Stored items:
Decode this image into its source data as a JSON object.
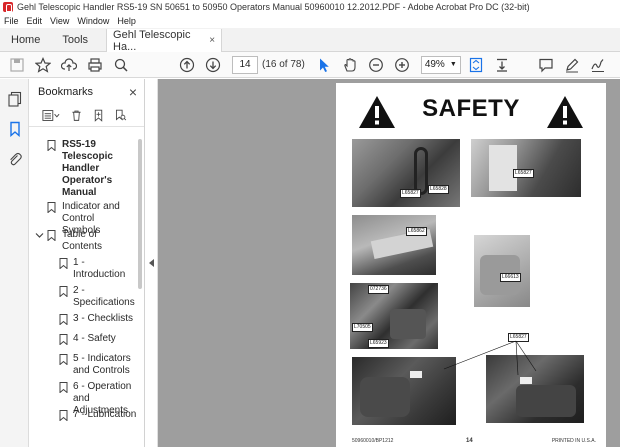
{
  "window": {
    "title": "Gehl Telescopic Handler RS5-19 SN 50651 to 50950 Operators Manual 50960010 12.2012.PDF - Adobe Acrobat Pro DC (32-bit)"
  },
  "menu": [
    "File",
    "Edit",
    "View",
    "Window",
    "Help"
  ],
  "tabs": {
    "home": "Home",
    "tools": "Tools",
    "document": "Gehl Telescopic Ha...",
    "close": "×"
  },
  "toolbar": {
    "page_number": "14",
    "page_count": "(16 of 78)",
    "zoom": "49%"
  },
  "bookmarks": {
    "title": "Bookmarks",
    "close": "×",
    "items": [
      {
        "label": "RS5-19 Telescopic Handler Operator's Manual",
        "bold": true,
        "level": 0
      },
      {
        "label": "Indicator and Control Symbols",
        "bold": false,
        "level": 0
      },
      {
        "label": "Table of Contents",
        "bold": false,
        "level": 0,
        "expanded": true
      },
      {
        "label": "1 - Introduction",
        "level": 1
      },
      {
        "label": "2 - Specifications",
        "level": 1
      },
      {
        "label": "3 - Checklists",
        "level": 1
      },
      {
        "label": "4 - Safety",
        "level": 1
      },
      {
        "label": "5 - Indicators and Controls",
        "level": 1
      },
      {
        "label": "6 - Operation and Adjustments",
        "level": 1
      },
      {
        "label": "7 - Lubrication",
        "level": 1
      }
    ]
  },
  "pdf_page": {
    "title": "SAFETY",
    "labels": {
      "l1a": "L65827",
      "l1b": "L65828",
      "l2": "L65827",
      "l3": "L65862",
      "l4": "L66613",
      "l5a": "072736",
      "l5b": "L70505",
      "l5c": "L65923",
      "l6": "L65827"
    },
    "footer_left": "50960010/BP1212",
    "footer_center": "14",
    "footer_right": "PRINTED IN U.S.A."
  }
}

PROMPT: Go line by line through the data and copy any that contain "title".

YOUR RESPONSE:
    "title": "Gehl Telescopic Handler RS5-19 SN 50651 to 50950 Operators Manual 50960010 12.2012.PDF - Adobe Acrobat Pro DC (32-bit)"
    "title": "Bookmarks",
    "title": "SAFETY",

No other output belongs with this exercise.